- _Work to complete_: From the entries provided below, copy each line that contains the word "name".

- _Given data_:

-=-=-

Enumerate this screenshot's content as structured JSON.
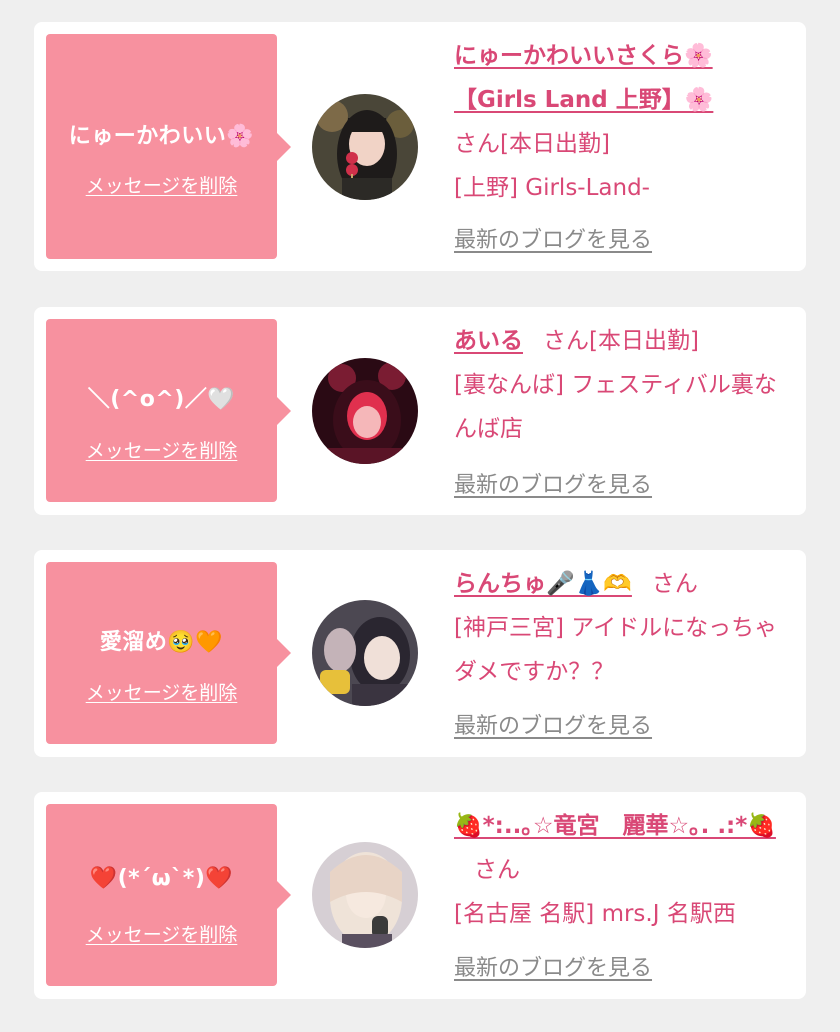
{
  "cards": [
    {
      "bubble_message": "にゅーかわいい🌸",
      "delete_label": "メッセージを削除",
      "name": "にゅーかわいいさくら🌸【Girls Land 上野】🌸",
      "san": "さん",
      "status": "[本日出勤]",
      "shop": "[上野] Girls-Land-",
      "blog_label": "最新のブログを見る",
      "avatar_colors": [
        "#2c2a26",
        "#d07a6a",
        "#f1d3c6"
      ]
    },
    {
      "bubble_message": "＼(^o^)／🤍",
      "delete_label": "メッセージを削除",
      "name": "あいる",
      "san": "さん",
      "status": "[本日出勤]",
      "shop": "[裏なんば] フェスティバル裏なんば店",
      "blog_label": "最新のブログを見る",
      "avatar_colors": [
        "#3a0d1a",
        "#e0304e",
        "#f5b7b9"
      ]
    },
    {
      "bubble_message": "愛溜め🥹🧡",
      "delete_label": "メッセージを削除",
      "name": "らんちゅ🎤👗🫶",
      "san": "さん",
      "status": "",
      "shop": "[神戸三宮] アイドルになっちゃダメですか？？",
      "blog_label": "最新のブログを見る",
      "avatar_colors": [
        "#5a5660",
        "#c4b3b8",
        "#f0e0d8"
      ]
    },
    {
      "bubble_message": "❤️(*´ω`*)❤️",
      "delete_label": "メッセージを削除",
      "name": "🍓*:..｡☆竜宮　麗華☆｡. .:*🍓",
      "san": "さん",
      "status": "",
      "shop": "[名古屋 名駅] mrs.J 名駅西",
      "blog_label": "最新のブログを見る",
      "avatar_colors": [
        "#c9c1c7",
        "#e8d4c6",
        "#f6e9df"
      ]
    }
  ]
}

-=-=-

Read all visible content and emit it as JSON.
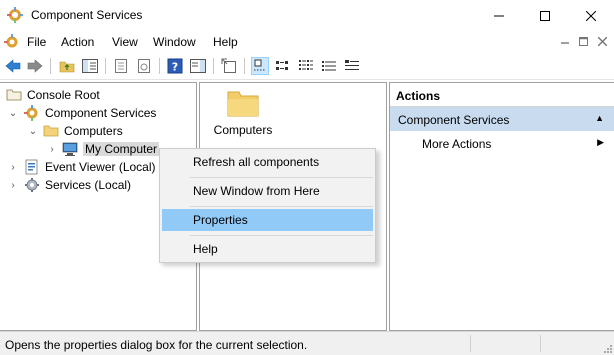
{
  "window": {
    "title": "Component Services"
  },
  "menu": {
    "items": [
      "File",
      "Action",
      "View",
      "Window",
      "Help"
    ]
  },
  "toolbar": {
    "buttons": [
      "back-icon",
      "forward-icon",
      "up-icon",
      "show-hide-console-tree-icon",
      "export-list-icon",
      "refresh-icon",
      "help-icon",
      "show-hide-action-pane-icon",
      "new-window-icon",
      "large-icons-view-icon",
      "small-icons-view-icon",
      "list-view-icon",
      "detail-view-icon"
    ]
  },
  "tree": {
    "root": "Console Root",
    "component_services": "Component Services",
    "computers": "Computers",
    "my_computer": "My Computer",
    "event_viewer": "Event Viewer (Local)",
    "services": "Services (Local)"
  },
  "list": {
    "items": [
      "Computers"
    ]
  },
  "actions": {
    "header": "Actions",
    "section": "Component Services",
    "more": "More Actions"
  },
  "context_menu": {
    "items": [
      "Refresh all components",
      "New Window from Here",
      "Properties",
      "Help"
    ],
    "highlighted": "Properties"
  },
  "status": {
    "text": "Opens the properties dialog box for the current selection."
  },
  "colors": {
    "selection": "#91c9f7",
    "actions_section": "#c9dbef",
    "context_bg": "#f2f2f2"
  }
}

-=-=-

- _Output_:
      "name": "にゅーかわいいさくら🌸【Girls Land 上野】🌸",
      "name": "あいる",
      "name": "らんちゅ🎤👗🫶",
      "name": "🍓*:..｡☆竜宮　麗華☆｡. .:*🍓",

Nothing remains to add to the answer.